Brother Bill learned about the effectiveness of the bucktail when fishing with Greg. He quickly added the new technique to his arsenal, and his catch rate jumped considerably. Bill told me: “Bucktails work on those days when others fishing next to you are getting skunked, especially when the bite is finicky.”

From watching Billy fish next to me (and outcatch me), I notice that he tends to pop his jig up through the water with a quick upwards sweep of his rod and then let the lure fall as he takes up a the slack line. Most of his bites occur as the jig is dropping back down.

The first time that I met the affable Rick Ramos was one early morning at Smith’s Point as we both caught stripers by tossing 3-ounce bucktails into the rip. Rick told me that he has had a long-time connection to the bucktail. It started as a kid, when his dad would take him out hunting for deer. The deer tails were saved and later utilized for fishing lures that his dad hand-poured in the basement during the winter months. Rick caught a lot of stripers with those handtied bucktails. Rick got back into striper fishing in his 30s. “I started fishing the other island, Martha’s Vineyard, where there’s lots of structure and boulder fields. Catching bass there just felt easier than the place we know as the Grey Lady.”

Rick talked with his dad about the lack of solid structure here on Nantucket. “‘Dad, it’s hard here— there’s no structure!’ My father stopped my ‘no structure’ rant and said, ‘Son: tell me how the water is moving. Is there strong current? Tell me about any rips that you’ve found.’ I immediately described spots and scenarios where these patterns appeared. His response was, ‘throw a bucktail.’ Now at that time, I looked at the bucktail like many anglers do: it’s a boat jig; it’s only for bottom fishing; it’s too heavy; and some say it’s boring. My father assured me that it would catch. So I gave it a try on the rips accessible to surfcasters here on Nantucket—in fastmoving, heavy water with a strong wind in my face.

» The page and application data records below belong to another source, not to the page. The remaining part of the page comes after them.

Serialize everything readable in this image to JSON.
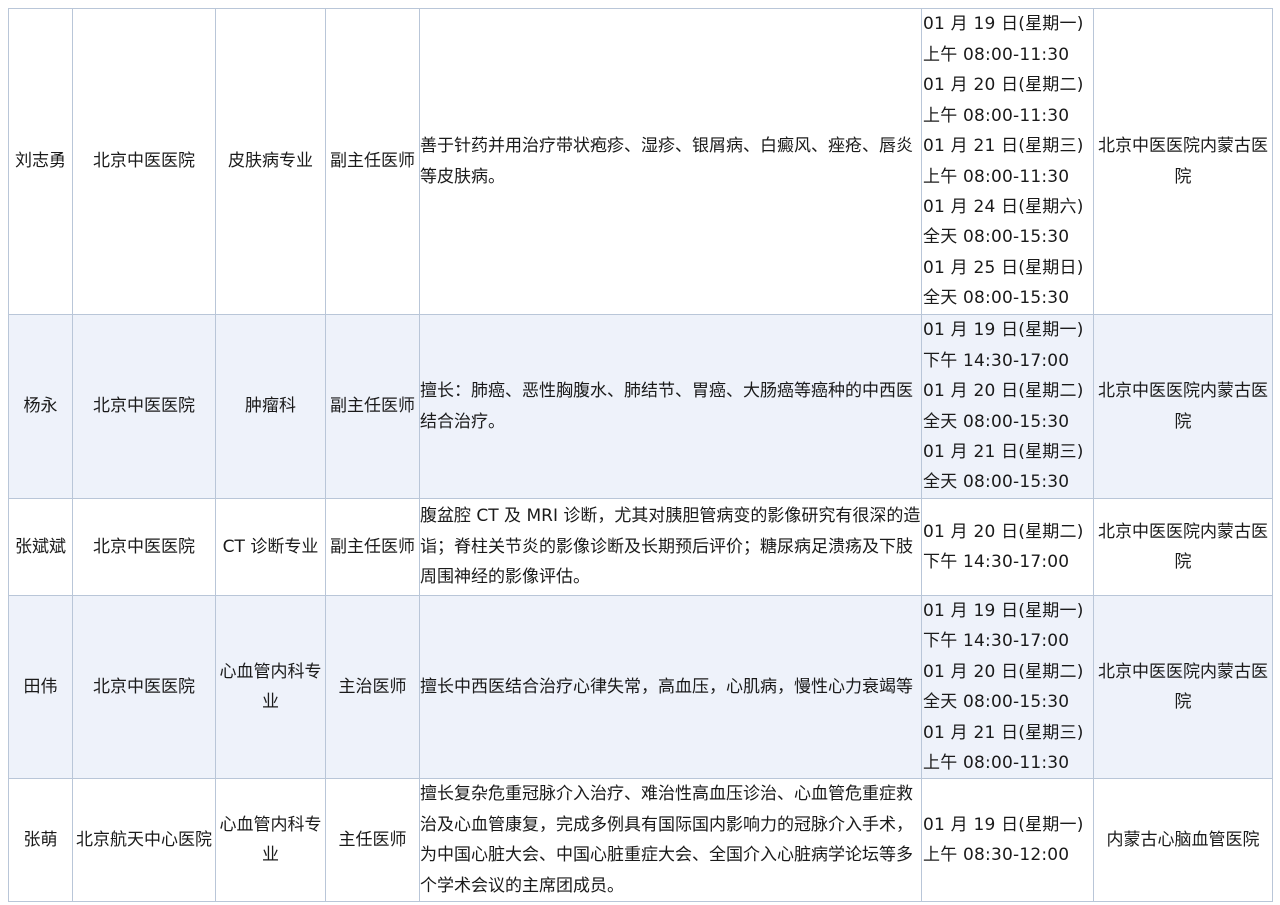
{
  "rows": [
    {
      "name": "刘志勇",
      "hospital": "北京中医医院",
      "department": "皮肤病专业",
      "title": "副主任医师",
      "specialty": "善于针药并用治疗带状疱疹、湿疹、银屑病、白癜风、痤疮、唇炎等皮肤病。",
      "schedule": [
        "01 月 19 日(星期一)",
        "上午 08:00-11:30",
        "01 月 20 日(星期二)",
        "上午 08:00-11:30",
        "01 月 21 日(星期三)",
        "上午 08:00-11:30",
        "01 月 24 日(星期六)",
        "全天 08:00-15:30",
        "01 月 25 日(星期日)",
        "全天 08:00-15:30"
      ],
      "location": "北京中医医院内蒙古医院"
    },
    {
      "name": "杨永",
      "hospital": "北京中医医院",
      "department": "肿瘤科",
      "title": "副主任医师",
      "specialty": "擅长：肺癌、恶性胸腹水、肺结节、胃癌、大肠癌等癌种的中西医结合治疗。",
      "schedule": [
        "01 月 19 日(星期一)",
        "下午 14:30-17:00",
        "01 月 20 日(星期二)",
        "全天 08:00-15:30",
        "01 月 21 日(星期三)",
        "全天 08:00-15:30"
      ],
      "location": "北京中医医院内蒙古医院"
    },
    {
      "name": "张斌斌",
      "hospital": "北京中医医院",
      "department": "CT 诊断专业",
      "title": "副主任医师",
      "specialty": "腹盆腔 CT 及 MRI 诊断，尤其对胰胆管病变的影像研究有很深的造诣；脊柱关节炎的影像诊断及长期预后评价；糖尿病足溃疡及下肢周围神经的影像评估。",
      "schedule": [
        "01 月 20 日(星期二)",
        "下午 14:30-17:00"
      ],
      "location": "北京中医医院内蒙古医院"
    },
    {
      "name": "田伟",
      "hospital": "北京中医医院",
      "department": "心血管内科专业",
      "title": "主治医师",
      "specialty": "擅长中西医结合治疗心律失常，高血压，心肌病，慢性心力衰竭等",
      "schedule": [
        "01 月 19 日(星期一)",
        "下午 14:30-17:00",
        "01 月 20 日(星期二)",
        "全天 08:00-15:30",
        "01 月 21 日(星期三)",
        "上午 08:00-11:30"
      ],
      "location": "北京中医医院内蒙古医院"
    },
    {
      "name": "张萌",
      "hospital": "北京航天中心医院",
      "department": "心血管内科专业",
      "title": "主任医师",
      "specialty": "擅长复杂危重冠脉介入治疗、难治性高血压诊治、心血管危重症救治及心血管康复，完成多例具有国际国内影响力的冠脉介入手术，为中国心脏大会、中国心脏重症大会、全国介入心脏病学论坛等多个学术会议的主席团成员。",
      "schedule": [
        "01 月 19 日(星期一)",
        "上午 08:30-12:00"
      ],
      "location": "内蒙古心脑血管医院"
    }
  ]
}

In fact, the only thing that would punch through the wind that day was a 3-ounce bucktail. After a few casts and figuring out my jigging patterns to work the jig in the fast moving water, I connected and quickly developed a rhythm and feel for where the fish were holding. That day was the best outing I’ve had on the Nantucket surf since I’ve started. Of course the obsession began ‘same tide next day,’ and they were there again. I quickly realized that my Pops was right. The bucktail was a fish finder!”

We in the beach fishing community joke that there’s two types of fishermen out there—the “Go bucktails” gang and the “No bucktails” crew. I’ve caught enough nice stripers on the deer hair jigs to know who is right on this one. And for those who eschew the humble bucktail, I say this: You’re so vain, you probably think this article is about you. Now would someone please catch the first beach striper of 2024?

Steve “Tuna” Tornovish is a Nantucket native who
has spent his life fishing from the beaches of his
beloved island. He loves to introduce clients to
the joy of fishing with his Nantucket Island Fishing
Adventures: stevetuna.com

Articles by Date from 2012